Without it, sewer gases can build up and cause health hazards to the occupants of a home. Ventilation pipes are installed in parallel with drainpipes and extend through the roof of a house.
The size and placement of these pipes depend on various factors such as the number of fixtures connected to them, their distance from each other, and local building codes. It’s crucial to ensure that there is enough space between vent pipes so that they don’t interfere with one another.
In addition to preventing harmful gases from entering your home, proper ventilation also helps prevent clogs by allowing air into drainpipes. This air flow prevents water from being siphoned out of traps or creating negative pressure within your plumbing system.
When planning your plumbing project or renovation, make sure you consult local building codes regarding ventilation requirements before starting work on any part of your system.
Plumbing Codes and Permits
These regulations ensure that the work is done safely, efficiently, and up to standard. Before starting any plumbing work in your home, it’s crucial to check with your local building department for the necessary permits.
The codes vary from state to state and even between different municipalities within a state.
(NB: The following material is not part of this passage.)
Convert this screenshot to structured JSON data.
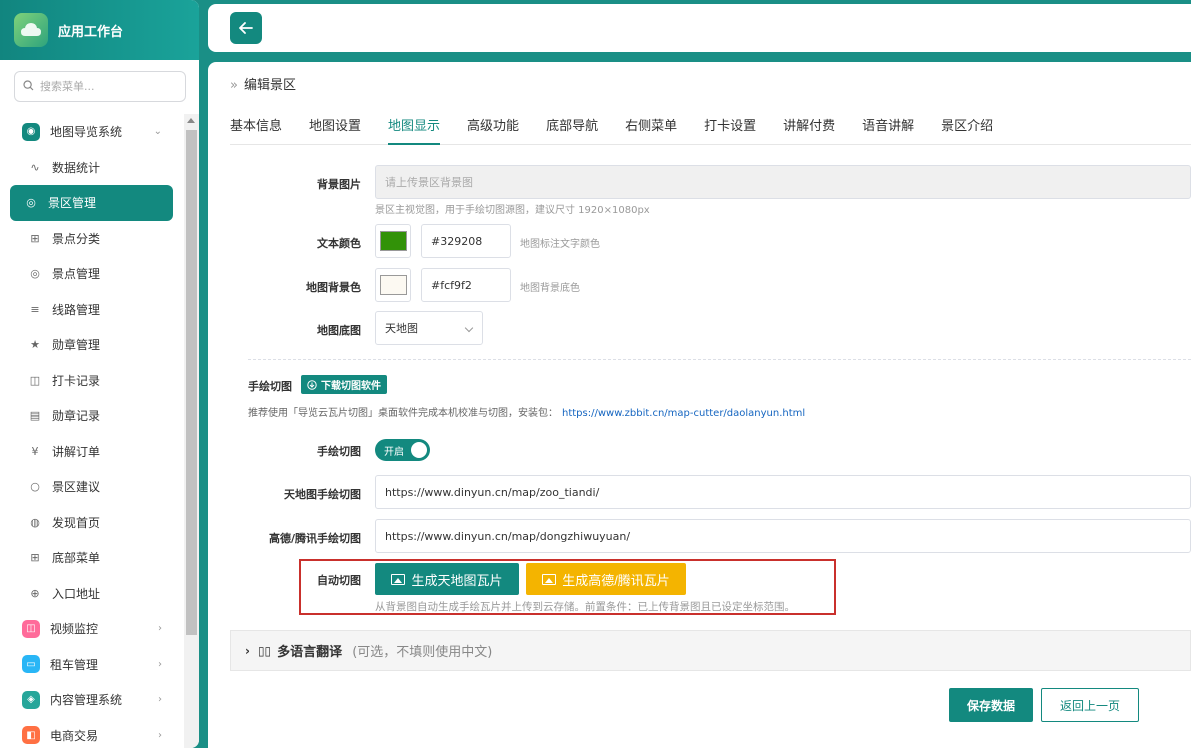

The purpose of these codes is to protect public health by ensuring that all plumbing systems meet certain standards for safety and sanitation.
Some common requirements include proper pipe sizing, adequate ventilation systems, backflow prevention devices on water supply lines connected directly or indirectly with potable water sources such as wells or municipal supplies; installation of shut-off valves at each fixture location; proper drainage slope angles; correct use of materials like PVC pipes instead of lead pipes which can contaminate drinking water if corroded over time.
Plumbing codes exist for good reasons – they help ensure safe installations while protecting public health through sanitation measures such as preventing cross-contamination between wastewater/sewage lines versus clean drinking-water sources (e.g., wells). Be sure you’re aware what’s required before beginning any DIY projects!
You may also like to read: